Mary O’Grady writes about the reasons behind Peru’s recent economic success: A market model that allows for
- a vibrant consumer class that is entrepreneurial and creative
- openness to imports
- structural reforms that included ending a punishing system of import tariffs and quotas
- fiscally conservative governance.
Still, the downturn in commodity prices is eating into growth and the slowdown that began last year continues. Market forecasts for GDP growth are in the 3% range for 2015. Peru’s economy is performing far better than most in the region, but lackluster is not what Peruvians have come to expect.

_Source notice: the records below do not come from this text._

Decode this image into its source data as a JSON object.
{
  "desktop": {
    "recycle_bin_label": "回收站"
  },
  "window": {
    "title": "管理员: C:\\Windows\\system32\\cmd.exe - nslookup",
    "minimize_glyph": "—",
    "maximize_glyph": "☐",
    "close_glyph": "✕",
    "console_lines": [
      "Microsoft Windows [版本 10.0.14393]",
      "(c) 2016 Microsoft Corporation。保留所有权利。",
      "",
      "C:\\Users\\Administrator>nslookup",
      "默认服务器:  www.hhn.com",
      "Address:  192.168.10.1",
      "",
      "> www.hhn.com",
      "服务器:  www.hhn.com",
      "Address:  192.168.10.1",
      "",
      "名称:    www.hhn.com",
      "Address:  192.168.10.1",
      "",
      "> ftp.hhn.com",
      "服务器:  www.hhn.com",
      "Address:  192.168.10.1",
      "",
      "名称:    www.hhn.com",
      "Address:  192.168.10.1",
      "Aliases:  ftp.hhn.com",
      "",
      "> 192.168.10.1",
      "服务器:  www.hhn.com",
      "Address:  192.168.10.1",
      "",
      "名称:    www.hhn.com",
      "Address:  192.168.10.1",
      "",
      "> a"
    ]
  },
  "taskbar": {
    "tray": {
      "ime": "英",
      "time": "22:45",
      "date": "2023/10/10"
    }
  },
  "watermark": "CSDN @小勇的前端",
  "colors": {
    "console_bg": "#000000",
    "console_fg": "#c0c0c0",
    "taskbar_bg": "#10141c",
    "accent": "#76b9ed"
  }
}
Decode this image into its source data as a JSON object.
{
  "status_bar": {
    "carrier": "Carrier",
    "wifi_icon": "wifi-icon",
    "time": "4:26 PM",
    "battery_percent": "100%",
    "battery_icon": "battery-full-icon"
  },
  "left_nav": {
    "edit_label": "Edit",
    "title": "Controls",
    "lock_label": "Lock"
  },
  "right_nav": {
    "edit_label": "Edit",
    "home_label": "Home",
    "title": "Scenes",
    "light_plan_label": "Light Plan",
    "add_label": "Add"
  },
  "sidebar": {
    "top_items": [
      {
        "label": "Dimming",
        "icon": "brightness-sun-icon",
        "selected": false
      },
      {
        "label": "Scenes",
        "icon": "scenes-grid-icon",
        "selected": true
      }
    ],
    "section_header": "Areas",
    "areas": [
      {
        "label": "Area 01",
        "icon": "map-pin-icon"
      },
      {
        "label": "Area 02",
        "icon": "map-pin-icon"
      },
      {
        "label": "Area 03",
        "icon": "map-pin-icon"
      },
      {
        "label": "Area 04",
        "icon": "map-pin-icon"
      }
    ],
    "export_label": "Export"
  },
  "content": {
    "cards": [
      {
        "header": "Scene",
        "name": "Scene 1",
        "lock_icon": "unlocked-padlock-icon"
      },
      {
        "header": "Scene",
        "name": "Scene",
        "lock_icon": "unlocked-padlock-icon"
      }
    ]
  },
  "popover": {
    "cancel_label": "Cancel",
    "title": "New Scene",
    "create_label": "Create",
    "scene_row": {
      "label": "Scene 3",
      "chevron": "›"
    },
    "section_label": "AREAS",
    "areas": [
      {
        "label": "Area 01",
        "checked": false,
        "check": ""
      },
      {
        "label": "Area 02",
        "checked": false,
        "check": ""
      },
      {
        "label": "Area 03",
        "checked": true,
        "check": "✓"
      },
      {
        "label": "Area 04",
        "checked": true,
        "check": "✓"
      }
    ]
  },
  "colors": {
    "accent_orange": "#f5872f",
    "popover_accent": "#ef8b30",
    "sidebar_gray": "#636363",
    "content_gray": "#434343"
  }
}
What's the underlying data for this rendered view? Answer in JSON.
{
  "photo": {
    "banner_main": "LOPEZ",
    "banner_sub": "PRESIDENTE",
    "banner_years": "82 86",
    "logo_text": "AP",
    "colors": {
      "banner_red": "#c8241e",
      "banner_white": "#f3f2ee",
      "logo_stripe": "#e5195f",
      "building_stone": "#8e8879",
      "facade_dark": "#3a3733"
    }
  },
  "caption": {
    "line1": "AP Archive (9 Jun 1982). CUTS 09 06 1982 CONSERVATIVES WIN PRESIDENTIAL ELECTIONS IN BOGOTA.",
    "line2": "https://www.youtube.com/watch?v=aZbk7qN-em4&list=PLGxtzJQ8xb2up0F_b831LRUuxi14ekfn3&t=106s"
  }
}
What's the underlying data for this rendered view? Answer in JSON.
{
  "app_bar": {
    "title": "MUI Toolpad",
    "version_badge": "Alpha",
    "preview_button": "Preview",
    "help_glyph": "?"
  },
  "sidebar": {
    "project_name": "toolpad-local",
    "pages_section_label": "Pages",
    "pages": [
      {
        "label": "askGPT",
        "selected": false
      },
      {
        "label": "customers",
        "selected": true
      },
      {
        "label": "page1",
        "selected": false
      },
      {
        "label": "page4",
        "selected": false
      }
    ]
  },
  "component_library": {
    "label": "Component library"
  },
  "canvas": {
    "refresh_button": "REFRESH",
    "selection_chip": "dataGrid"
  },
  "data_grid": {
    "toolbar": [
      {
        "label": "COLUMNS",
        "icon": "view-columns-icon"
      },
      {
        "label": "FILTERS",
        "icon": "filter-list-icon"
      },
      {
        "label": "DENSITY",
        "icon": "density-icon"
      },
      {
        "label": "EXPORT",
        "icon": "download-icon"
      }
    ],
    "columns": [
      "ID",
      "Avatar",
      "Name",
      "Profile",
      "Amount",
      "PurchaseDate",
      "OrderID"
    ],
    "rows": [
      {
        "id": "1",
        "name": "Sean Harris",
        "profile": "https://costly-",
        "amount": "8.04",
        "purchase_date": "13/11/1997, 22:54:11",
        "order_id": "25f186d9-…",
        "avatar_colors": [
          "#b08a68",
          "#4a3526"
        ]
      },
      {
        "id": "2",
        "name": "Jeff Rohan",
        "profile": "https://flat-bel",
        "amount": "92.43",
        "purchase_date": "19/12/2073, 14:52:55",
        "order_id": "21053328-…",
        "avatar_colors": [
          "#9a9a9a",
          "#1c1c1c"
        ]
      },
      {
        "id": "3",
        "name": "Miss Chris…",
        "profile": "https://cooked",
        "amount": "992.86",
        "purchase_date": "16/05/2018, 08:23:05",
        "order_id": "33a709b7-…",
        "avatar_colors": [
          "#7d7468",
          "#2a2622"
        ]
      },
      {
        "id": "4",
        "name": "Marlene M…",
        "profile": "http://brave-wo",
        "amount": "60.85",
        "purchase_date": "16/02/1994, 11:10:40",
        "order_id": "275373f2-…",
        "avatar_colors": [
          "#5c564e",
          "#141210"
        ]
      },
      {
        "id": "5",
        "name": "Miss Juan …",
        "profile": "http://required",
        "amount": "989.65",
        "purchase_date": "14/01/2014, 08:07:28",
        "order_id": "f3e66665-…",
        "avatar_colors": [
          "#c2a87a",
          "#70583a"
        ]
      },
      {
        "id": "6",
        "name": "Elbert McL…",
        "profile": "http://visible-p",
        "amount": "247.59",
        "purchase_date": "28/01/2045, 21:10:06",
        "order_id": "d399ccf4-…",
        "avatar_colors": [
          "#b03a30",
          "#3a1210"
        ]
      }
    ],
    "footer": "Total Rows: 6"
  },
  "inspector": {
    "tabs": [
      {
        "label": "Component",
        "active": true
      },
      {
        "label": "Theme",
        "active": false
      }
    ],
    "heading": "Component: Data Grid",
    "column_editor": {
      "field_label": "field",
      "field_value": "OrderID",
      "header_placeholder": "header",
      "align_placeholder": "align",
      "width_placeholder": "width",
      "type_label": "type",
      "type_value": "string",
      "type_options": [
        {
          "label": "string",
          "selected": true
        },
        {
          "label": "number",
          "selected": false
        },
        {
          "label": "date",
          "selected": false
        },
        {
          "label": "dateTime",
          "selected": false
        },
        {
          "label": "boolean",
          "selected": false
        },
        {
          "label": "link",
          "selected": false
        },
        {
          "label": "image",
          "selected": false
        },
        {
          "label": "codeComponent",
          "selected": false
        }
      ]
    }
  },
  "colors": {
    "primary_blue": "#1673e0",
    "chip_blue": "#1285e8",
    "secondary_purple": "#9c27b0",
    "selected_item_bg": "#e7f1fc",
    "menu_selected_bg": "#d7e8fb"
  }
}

The obvious answer to this lethargy is more aggressive trade opening on key products like sugar and corn, more tax cutting and deregulation. But Mr. Humala’s popularity is sagging and he is unlikely to do anything bold. Meanwhile, opponents of economic freedom will turn slower growth into opportunity by linking stagnant incomes in the market economy and corruption.
As O’Grady points out, this means Peru Is Chavismo’s Next American Target
Corruption scandals give the left an opening in the 2016 presidential election.
On a seemingly unrelated topic,
The Obama administration insists on easing restrictions on Cuba’s merciless Communist dictatorship while Cuba’s dependence on Venezuelan oil goes bust. Once Cuba’s economy improves cosmetically (because you can bet those in power will not give up their acquisitiveness), the Cuban propaganda machine will use this as another tool in its propaganda arsenal against market economies.
No matter how ruinous Cuban-driven Chavismo is in real life; propaganda is the only thing Cuba’s regime is good at, and it is particularly effective in Latin America.
Face it: The fact that the article talks about Chavismo – instead of Castrocommunism – itself is a success for the Cuban propaganda machine; in reality, “The Venezuelan regime is a puppet controlled by the Cubans.”
Hernando de Soto’s excellent book, The Other Path, available on Kindle for under $10, and Ian Bremmer’s The End of the Free Market: Who Wins the War Between States and Corporations?